Titicut Follies is also notable for how disturbing it is. I bring up the fact that the force-feeding scene is so unpleasant to watch that I had to pause it and come back to it later, and so I ask Wiseman what it feels like to capture something like that in person. “Well, I think when you’re in the process of capturing something like that, you recognize that it’s a really good scene,” he explains. “In the moment, at least, you’re consumed with making sure you capture it as best you can and making sure you get it on film. In that sense, the work is as good a defence as any against the horror of what you’re seeing.”

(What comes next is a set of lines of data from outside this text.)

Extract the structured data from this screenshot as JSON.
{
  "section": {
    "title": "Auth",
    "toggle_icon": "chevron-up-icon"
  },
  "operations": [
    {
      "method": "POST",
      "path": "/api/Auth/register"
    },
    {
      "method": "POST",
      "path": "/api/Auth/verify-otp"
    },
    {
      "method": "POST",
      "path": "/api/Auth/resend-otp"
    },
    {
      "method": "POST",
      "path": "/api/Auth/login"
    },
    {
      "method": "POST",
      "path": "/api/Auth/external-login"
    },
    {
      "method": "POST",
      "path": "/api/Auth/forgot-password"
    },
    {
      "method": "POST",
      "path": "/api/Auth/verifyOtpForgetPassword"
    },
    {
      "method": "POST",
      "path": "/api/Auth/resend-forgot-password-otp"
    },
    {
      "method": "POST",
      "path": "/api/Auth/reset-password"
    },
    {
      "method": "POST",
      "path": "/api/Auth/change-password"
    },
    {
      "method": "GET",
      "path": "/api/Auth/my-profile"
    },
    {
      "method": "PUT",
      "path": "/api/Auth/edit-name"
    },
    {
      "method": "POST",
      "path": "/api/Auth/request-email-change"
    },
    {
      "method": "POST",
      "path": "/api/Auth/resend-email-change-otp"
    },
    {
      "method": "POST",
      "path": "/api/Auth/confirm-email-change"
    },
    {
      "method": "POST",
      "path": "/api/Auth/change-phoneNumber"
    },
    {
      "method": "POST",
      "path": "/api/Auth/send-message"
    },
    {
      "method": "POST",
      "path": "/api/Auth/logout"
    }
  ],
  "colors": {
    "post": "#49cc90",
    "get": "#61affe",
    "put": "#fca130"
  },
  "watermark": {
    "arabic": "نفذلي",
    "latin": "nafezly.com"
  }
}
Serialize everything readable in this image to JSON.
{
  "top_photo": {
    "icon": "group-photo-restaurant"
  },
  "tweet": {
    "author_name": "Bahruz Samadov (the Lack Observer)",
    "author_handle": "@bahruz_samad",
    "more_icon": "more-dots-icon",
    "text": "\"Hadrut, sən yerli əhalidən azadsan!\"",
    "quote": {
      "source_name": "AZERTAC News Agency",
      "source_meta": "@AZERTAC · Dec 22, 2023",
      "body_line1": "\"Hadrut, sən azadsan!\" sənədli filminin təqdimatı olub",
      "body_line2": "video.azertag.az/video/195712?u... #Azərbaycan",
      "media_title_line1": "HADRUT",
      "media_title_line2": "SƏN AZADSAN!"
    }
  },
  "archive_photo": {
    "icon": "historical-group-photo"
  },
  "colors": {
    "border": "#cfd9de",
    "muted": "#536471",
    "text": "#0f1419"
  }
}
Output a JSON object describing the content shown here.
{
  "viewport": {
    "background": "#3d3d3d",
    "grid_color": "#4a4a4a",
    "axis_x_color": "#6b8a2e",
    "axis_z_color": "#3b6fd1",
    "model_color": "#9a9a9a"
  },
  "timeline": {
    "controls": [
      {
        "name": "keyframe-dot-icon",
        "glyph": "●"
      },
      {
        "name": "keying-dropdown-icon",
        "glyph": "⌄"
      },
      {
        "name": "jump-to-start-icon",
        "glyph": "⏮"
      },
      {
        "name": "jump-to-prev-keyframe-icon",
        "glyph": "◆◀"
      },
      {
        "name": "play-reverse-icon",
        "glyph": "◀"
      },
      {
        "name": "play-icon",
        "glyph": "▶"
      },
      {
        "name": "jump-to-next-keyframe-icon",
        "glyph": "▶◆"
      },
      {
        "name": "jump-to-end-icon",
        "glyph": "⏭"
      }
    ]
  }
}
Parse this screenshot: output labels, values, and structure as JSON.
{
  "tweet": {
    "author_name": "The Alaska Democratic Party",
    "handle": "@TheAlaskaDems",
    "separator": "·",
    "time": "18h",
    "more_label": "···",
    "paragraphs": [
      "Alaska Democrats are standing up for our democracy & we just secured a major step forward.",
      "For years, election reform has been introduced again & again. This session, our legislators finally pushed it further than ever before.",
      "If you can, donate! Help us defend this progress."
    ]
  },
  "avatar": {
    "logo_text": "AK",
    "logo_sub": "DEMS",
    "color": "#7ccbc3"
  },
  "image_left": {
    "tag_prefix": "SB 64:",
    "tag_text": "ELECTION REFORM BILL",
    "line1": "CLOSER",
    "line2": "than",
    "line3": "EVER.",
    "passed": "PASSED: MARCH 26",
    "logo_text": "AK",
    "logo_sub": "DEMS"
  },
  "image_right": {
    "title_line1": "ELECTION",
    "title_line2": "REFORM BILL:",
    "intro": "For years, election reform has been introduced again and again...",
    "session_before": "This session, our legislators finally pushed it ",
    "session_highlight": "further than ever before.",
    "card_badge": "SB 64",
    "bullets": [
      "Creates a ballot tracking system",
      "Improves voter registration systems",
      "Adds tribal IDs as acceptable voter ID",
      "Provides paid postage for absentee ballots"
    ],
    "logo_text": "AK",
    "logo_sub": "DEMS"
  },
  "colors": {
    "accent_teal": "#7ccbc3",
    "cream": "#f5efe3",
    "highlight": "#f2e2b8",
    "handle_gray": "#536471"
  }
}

Titicut Follies was rather controversial at the time of its release. Just before the film’s first screening, the state of Massachusetts attempted to prevent its release, citing concerns about privacy and consent by the subjects depicted in the film. (Another reading of the situation would suggest that the government was none too keen in seeing their incompetence and somewhat barbaric practices exposed to the light of day.) This eventually led to the film being more or less banned from public broadcast; it was only viewed by people in the health field until 1987, when a trial surrounding the deaths of several inmates argued that widespread availability of the film may have prevented their deaths.
Though clearly not approaching the film from an activist point of view (the “direct cinema” technique pretty much opposes that directly), it does nevertheless feel like Wiseman is making an exposé of sorts. As controversial as Titicut Follies proved to be, it didn’t change much at Bridgewater. “Well, in 1966 when I made the film, I certainly hoped it would change things, but I was naive,” says Wiseman. “I’m not aware of any film that is produced where you can directly say that the film has produced social change. You can say that the film may have contributed to social change, but after all, in a democratic society, there are so many different sources of information that it’s pretentious to say ‘I made X film and it produced Y results.’ That’s basically bullshit.
“The problems existed and probably still exist in some places because people are indifferent,” he continues. “State legislators feel it’s a waste of money; they’d rather not allocate any money at all or use it for something else! The people who get caught up in places like Bridgewater are, generally speaking, poor people. If you’re middle class or rich and have access to good lawyers and good psychiatrists, you don’t end up in a place like that.” ■
Titicut Follies screens at Cinéma du Parc (3575 Parc) on Thursday, May 25, 8 p.m., $12.50